Task description
Write every entry out again, unchanged.

Website and app data records
Segment Open

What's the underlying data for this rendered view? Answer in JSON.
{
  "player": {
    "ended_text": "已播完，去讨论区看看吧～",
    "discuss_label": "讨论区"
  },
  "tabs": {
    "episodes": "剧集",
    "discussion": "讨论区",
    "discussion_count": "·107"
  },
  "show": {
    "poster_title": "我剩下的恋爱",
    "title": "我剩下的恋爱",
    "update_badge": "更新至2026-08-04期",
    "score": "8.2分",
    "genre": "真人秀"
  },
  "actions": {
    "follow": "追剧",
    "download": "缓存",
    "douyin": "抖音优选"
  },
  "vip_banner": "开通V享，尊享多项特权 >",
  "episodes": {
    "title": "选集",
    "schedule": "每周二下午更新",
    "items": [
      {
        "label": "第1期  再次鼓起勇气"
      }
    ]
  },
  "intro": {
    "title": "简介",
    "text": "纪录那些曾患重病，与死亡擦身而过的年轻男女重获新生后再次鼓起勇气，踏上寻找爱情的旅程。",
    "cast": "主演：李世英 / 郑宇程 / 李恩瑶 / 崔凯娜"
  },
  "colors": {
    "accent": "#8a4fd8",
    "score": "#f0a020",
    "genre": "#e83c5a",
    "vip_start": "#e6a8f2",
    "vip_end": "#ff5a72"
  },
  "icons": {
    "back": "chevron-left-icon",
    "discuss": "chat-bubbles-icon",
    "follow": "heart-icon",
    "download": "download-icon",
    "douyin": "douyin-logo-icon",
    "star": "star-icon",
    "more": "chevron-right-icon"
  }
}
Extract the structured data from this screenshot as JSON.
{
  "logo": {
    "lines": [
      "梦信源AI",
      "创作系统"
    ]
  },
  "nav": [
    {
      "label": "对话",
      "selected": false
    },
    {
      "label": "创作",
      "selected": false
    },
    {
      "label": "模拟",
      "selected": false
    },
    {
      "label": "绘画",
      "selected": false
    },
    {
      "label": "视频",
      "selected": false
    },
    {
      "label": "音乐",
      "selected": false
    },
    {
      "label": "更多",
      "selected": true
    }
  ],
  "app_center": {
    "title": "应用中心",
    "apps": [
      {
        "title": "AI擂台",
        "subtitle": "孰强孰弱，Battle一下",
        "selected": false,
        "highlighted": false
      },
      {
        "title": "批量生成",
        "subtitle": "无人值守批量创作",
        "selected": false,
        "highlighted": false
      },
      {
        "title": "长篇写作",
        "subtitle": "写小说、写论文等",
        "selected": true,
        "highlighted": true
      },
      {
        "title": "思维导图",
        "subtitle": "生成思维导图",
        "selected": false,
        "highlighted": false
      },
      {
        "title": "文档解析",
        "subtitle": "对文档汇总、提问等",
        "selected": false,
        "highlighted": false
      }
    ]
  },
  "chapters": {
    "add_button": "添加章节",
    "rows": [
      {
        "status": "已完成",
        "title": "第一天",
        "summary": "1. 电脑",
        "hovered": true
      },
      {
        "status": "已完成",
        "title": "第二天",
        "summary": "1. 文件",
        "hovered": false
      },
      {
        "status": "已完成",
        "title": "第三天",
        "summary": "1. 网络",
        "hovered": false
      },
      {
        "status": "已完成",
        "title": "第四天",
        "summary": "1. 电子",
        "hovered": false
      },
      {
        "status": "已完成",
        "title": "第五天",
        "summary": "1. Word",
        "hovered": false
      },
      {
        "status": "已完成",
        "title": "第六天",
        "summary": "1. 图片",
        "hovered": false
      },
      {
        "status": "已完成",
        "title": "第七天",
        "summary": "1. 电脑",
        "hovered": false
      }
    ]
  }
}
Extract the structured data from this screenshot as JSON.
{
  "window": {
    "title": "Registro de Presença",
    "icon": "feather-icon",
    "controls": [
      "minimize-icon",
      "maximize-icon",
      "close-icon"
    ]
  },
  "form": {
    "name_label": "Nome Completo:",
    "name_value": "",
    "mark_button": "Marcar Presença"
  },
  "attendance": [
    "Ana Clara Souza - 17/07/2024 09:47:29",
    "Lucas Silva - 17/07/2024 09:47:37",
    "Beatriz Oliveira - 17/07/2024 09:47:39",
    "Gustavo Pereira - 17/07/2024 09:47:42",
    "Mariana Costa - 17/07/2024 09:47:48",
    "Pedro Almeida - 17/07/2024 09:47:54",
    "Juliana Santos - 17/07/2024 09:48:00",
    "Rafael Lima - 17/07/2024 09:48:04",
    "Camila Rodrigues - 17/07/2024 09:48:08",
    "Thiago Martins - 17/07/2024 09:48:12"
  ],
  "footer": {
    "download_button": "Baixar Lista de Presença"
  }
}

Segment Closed

Output of the exercise
What's the underlying data for this rendered view? Answer in JSON.
{
  "player": {
    "ended_text": "已播完，去讨论区看看吧～",
    "discuss_label": "讨论区"
  },
  "tabs": {
    "episodes": "剧集",
    "discussion": "讨论区",
    "discussion_count": "·107"
  },
  "show": {
    "poster_title": "我剩下的恋爱",
    "title": "我剩下的恋爱",
    "update_badge": "更新至2026-08-04期",
    "score": "8.2分",
    "genre": "真人秀"
  },
  "actions": {
    "follow": "追剧",
    "download": "缓存",
    "douyin": "抖音优选"
  },
  "vip_banner": "开通V享，尊享多项特权 >",
  "episodes": {
    "title": "选集",
    "schedule": "每周二下午更新",
    "items": [
      {
        "label": "第1期  再次鼓起勇气"
      }
    ]
  },
  "intro": {
    "title": "简介",
    "text": "纪录那些曾患重病，与死亡擦身而过的年轻男女重获新生后再次鼓起勇气，踏上寻找爱情的旅程。",
    "cast": "主演：李世英 / 郑宇程 / 李恩瑶 / 崔凯娜"
  },
  "colors": {
    "accent": "#8a4fd8",
    "score": "#f0a020",
    "genre": "#e83c5a",
    "vip_start": "#e6a8f2",
    "vip_end": "#ff5a72"
  },
  "icons": {
    "back": "chevron-left-icon",
    "discuss": "chat-bubbles-icon",
    "follow": "heart-icon",
    "download": "download-icon",
    "douyin": "douyin-logo-icon",
    "star": "star-icon",
    "more": "chevron-right-icon"
  }
}
Extract the structured data from this screenshot as JSON.
{
  "logo": {
    "lines": [
      "梦信源AI",
      "创作系统"
    ]
  },
  "nav": [
    {
      "label": "对话",
      "selected": false
    },
    {
      "label": "创作",
      "selected": false
    },
    {
      "label": "模拟",
      "selected": false
    },
    {
      "label": "绘画",
      "selected": false
    },
    {
      "label": "视频",
      "selected": false
    },
    {
      "label": "音乐",
      "selected": false
    },
    {
      "label": "更多",
      "selected": true
    }
  ],
  "app_center": {
    "title": "应用中心",
    "apps": [
      {
        "title": "AI擂台",
        "subtitle": "孰强孰弱，Battle一下",
        "selected": false,
        "highlighted": false
      },
      {
        "title": "批量生成",
        "subtitle": "无人值守批量创作",
        "selected": false,
        "highlighted": false
      },
      {
        "title": "长篇写作",
        "subtitle": "写小说、写论文等",
        "selected": true,
        "highlighted": true
      },
      {
        "title": "思维导图",
        "subtitle": "生成思维导图",
        "selected": false,
        "highlighted": false
      },
      {
        "title": "文档解析",
        "subtitle": "对文档汇总、提问等",
        "selected": false,
        "highlighted": false
      }
    ]
  },
  "chapters": {
    "add_button": "添加章节",
    "rows": [
      {
        "status": "已完成",
        "title": "第一天",
        "summary": "1. 电脑",
        "hovered": true
      },
      {
        "status": "已完成",
        "title": "第二天",
        "summary": "1. 文件",
        "hovered": false
      },
      {
        "status": "已完成",
        "title": "第三天",
        "summary": "1. 网络",
        "hovered": false
      },
      {
        "status": "已完成",
        "title": "第四天",
        "summary": "1. 电子",
        "hovered": false
      },
      {
        "status": "已完成",
        "title": "第五天",
        "summary": "1. Word",
        "hovered": false
      },
      {
        "status": "已完成",
        "title": "第六天",
        "summary": "1. 图片",
        "hovered": false
      },
      {
        "status": "已完成",
        "title": "第七天",
        "summary": "1. 电脑",
        "hovered": false
      }
    ]
  }
}
Extract the structured data from this screenshot as JSON.
{
  "window": {
    "title": "Registro de Presença",
    "icon": "feather-icon",
    "controls": [
      "minimize-icon",
      "maximize-icon",
      "close-icon"
    ]
  },
  "form": {
    "name_label": "Nome Completo:",
    "name_value": "",
    "mark_button": "Marcar Presença"
  },
  "attendance": [
    "Ana Clara Souza - 17/07/2024 09:47:29",
    "Lucas Silva - 17/07/2024 09:47:37",
    "Beatriz Oliveira - 17/07/2024 09:47:39",
    "Gustavo Pereira - 17/07/2024 09:47:42",
    "Mariana Costa - 17/07/2024 09:47:48",
    "Pedro Almeida - 17/07/2024 09:47:54",
    "Juliana Santos - 17/07/2024 09:48:00",
    "Rafael Lima - 17/07/2024 09:48:04",
    "Camila Rodrigues - 17/07/2024 09:48:08",
    "Thiago Martins - 17/07/2024 09:48:12"
  ],
  "footer": {
    "download_button": "Baixar Lista de Presença"
  }
}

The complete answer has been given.